▶ _What needs to be done_
Go through the lines below and retype each one exactly.

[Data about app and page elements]
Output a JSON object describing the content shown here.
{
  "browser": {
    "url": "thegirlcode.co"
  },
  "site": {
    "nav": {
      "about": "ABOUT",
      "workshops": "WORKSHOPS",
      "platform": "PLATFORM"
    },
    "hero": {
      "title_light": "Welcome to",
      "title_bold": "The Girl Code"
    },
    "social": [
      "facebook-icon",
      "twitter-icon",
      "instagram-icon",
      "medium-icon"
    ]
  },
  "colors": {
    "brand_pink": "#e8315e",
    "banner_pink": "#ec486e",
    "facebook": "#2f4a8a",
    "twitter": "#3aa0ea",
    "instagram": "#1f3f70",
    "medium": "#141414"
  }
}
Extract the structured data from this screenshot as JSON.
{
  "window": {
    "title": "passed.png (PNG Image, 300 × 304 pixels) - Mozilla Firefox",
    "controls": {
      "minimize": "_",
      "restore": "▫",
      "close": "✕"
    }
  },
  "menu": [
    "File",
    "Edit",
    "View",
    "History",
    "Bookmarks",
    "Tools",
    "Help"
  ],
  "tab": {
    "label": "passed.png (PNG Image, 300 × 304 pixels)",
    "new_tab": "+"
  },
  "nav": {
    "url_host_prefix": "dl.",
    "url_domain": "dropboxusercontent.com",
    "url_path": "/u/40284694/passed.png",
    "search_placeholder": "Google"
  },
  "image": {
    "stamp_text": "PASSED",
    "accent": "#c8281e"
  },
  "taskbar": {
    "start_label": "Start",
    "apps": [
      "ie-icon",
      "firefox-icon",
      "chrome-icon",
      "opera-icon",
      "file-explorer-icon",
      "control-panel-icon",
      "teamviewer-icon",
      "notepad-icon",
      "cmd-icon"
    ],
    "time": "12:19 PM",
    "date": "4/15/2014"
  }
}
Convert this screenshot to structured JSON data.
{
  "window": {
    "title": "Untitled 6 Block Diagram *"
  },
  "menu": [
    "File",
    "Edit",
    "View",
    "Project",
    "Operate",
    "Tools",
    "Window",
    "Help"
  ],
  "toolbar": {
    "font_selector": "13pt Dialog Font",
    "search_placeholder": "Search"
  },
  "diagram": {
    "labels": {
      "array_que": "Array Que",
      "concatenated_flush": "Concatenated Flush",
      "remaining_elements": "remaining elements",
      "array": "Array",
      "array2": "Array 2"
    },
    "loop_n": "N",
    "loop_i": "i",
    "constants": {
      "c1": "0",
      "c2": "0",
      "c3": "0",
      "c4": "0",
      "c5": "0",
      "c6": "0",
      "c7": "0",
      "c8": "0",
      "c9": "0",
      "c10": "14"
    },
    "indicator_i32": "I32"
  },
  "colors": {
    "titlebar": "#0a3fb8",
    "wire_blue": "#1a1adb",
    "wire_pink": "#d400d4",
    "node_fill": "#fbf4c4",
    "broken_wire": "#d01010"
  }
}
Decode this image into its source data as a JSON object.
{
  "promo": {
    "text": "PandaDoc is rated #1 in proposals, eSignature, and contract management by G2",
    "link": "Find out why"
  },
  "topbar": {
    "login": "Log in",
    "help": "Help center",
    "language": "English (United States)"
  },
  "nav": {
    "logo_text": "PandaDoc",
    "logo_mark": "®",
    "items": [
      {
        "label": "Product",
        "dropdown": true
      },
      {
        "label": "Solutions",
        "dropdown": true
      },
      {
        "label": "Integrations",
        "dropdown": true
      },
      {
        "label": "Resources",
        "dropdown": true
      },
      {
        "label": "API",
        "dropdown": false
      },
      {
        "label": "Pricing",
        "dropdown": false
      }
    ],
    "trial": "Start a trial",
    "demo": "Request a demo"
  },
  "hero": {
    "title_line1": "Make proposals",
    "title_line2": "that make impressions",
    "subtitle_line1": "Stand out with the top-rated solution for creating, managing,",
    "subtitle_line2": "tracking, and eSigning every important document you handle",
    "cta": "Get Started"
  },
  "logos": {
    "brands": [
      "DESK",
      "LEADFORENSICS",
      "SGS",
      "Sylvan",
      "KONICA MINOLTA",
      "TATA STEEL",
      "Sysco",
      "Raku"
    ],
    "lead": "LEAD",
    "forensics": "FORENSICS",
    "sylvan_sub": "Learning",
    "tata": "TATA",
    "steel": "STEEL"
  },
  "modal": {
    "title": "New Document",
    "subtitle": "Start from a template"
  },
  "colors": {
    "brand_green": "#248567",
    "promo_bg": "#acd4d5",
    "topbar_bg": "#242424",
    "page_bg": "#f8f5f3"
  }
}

▶ _Completed exercise_
Output a JSON object describing the content shown here.
{
  "browser": {
    "url": "thegirlcode.co"
  },
  "site": {
    "nav": {
      "about": "ABOUT",
      "workshops": "WORKSHOPS",
      "platform": "PLATFORM"
    },
    "hero": {
      "title_light": "Welcome to",
      "title_bold": "The Girl Code"
    },
    "social": [
      "facebook-icon",
      "twitter-icon",
      "instagram-icon",
      "medium-icon"
    ]
  },
  "colors": {
    "brand_pink": "#e8315e",
    "banner_pink": "#ec486e",
    "facebook": "#2f4a8a",
    "twitter": "#3aa0ea",
    "instagram": "#1f3f70",
    "medium": "#141414"
  }
}
Extract the structured data from this screenshot as JSON.
{
  "window": {
    "title": "passed.png (PNG Image, 300 × 304 pixels) - Mozilla Firefox",
    "controls": {
      "minimize": "_",
      "restore": "▫",
      "close": "✕"
    }
  },
  "menu": [
    "File",
    "Edit",
    "View",
    "History",
    "Bookmarks",
    "Tools",
    "Help"
  ],
  "tab": {
    "label": "passed.png (PNG Image, 300 × 304 pixels)",
    "new_tab": "+"
  },
  "nav": {
    "url_host_prefix": "dl.",
    "url_domain": "dropboxusercontent.com",
    "url_path": "/u/40284694/passed.png",
    "search_placeholder": "Google"
  },
  "image": {
    "stamp_text": "PASSED",
    "accent": "#c8281e"
  },
  "taskbar": {
    "start_label": "Start",
    "apps": [
      "ie-icon",
      "firefox-icon",
      "chrome-icon",
      "opera-icon",
      "file-explorer-icon",
      "control-panel-icon",
      "teamviewer-icon",
      "notepad-icon",
      "cmd-icon"
    ],
    "time": "12:19 PM",
    "date": "4/15/2014"
  }
}
Convert this screenshot to structured JSON data.
{
  "window": {
    "title": "Untitled 6 Block Diagram *"
  },
  "menu": [
    "File",
    "Edit",
    "View",
    "Project",
    "Operate",
    "Tools",
    "Window",
    "Help"
  ],
  "toolbar": {
    "font_selector": "13pt Dialog Font",
    "search_placeholder": "Search"
  },
  "diagram": {
    "labels": {
      "array_que": "Array Que",
      "concatenated_flush": "Concatenated Flush",
      "remaining_elements": "remaining elements",
      "array": "Array",
      "array2": "Array 2"
    },
    "loop_n": "N",
    "loop_i": "i",
    "constants": {
      "c1": "0",
      "c2": "0",
      "c3": "0",
      "c4": "0",
      "c5": "0",
      "c6": "0",
      "c7": "0",
      "c8": "0",
      "c9": "0",
      "c10": "14"
    },
    "indicator_i32": "I32"
  },
  "colors": {
    "titlebar": "#0a3fb8",
    "wire_blue": "#1a1adb",
    "wire_pink": "#d400d4",
    "node_fill": "#fbf4c4",
    "broken_wire": "#d01010"
  }
}
Decode this image into its source data as a JSON object.
{
  "promo": {
    "text": "PandaDoc is rated #1 in proposals, eSignature, and contract management by G2",
    "link": "Find out why"
  },
  "topbar": {
    "login": "Log in",
    "help": "Help center",
    "language": "English (United States)"
  },
  "nav": {
    "logo_text": "PandaDoc",
    "logo_mark": "®",
    "items": [
      {
        "label": "Product",
        "dropdown": true
      },
      {
        "label": "Solutions",
        "dropdown": true
      },
      {
        "label": "Integrations",
        "dropdown": true
      },
      {
        "label": "Resources",
        "dropdown": true
      },
      {
        "label": "API",
        "dropdown": false
      },
      {
        "label": "Pricing",
        "dropdown": false
      }
    ],
    "trial": "Start a trial",
    "demo": "Request a demo"
  },
  "hero": {
    "title_line1": "Make proposals",
    "title_line2": "that make impressions",
    "subtitle_line1": "Stand out with the top-rated solution for creating, managing,",
    "subtitle_line2": "tracking, and eSigning every important document you handle",
    "cta": "Get Started"
  },
  "logos": {
    "brands": [
      "DESK",
      "LEADFORENSICS",
      "SGS",
      "Sylvan",
      "KONICA MINOLTA",
      "TATA STEEL",
      "Sysco",
      "Raku"
    ],
    "lead": "LEAD",
    "forensics": "FORENSICS",
    "sylvan_sub": "Learning",
    "tata": "TATA",
    "steel": "STEEL"
  },
  "modal": {
    "title": "New Document",
    "subtitle": "Start from a template"
  },
  "colors": {
    "brand_green": "#248567",
    "promo_bg": "#acd4d5",
    "topbar_bg": "#242424",
    "page_bg": "#f8f5f3"
  }
}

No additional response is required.